3-5 p.m., “Unraveling the Novelist’s Secrets with Karen Spears Zacharias,” Four Seasons Books, 114 West German St., writers’ workshop. Cost is $50 for the public, free to Shepherd students with a valid Rambler ID. To register, call 304-876-3486.
7 p.m., Robert C. Byrd Center for Congressional History and Education auditorium, “Mama Just Won’t Accept This: Mental Illness in the Black Community,” with Dr. Alfiee M. Breland-Noble.
Tuesday, September 24
7 p.m., Robert C. Byrd Center for Congressional History and Education auditorium, “A Celebration of Appalachian Storytellers, Anthology of Appalachian Writers, Volume XI,” music by Dr. Georgiann Toole, associate professor emeritus of education, and readings by 2018 West Virginia Common Read Author Karen Spears Zacharias and West Virginia Poet Laureate Marc Harshman, sponsored by the West Virginia Center for the Book and the Shepherd University Foundation.
8 p.m., Scarborough Library Reading Room, a photographic art exhibit and Anthology reception.
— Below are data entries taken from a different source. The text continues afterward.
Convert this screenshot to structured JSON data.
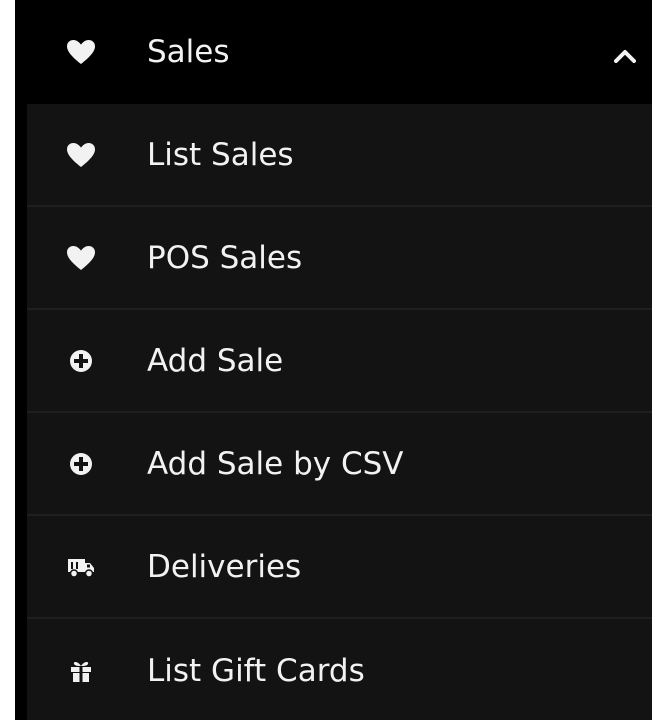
{
  "menu": {
    "header": {
      "label": "Sales",
      "icon": "heart-icon",
      "toggle_icon": "chevron-up-icon"
    },
    "items": [
      {
        "label": "List Sales",
        "icon": "heart-icon"
      },
      {
        "label": "POS Sales",
        "icon": "heart-icon"
      },
      {
        "label": "Add Sale",
        "icon": "plus-circle-icon"
      },
      {
        "label": "Add Sale by CSV",
        "icon": "plus-circle-icon"
      },
      {
        "label": "Deliveries",
        "icon": "truck-icon"
      },
      {
        "label": "List Gift Cards",
        "icon": "gift-icon"
      }
    ]
  },
  "colors": {
    "header_bg": "#000000",
    "item_bg": "#131313",
    "divider": "#1f1f1f",
    "text": "#f2f2f2"
  }
}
The exhibit will be on display through September 30.
Wednesday, September 25
9:30 a.m., Martinsburg High School, book discussion with high school honors students.
11 a.m., Martinsburg Public Library, 101 West King St., Crystal Wilkinson reading.
7 p.m., Robert C. Byrd Center for Congressional History and Education auditorium, “The Writing Life, with Crystal Wilkinson,” followed by a reception and book signing.
Thursday, September 26
3-4:30 p.m., Robert C. Byrd Center for Congressional History and Education auditorium, Writers Master Class with Affrilachian Poet and Fiction Writer Crystal Wilkinson.
8 p.m., Erma Ora Byrd Hall auditorium, Scarborough Society lecture keynote and awards ceremony, followed by a reception. Crystal Wilkinson will receive the Appalachian Heritage Writer’s Award and present the Scarborough keynote address, followed by reception and book signing. Wilkinson will also present the West Virginia Fiction Competition awards.
Friday, September 27
6 p.m., Robert C. Byrd Center for Congressional History and Education auditorium, “Tumbling Monuments, Fractious Politics, Post-Obama, and Black Lives Matter: A Community Discussion with Dr. Chiquita Bostic-Howard.”
7:30 p.m., Robert C. Byrd Center for Congressional History and Education auditorium, “An Evening of Storytelling: Appalachian and Affrilachian, Where the Twain Shall Meet,” with storytellers Adam Booth and Diane Macklin.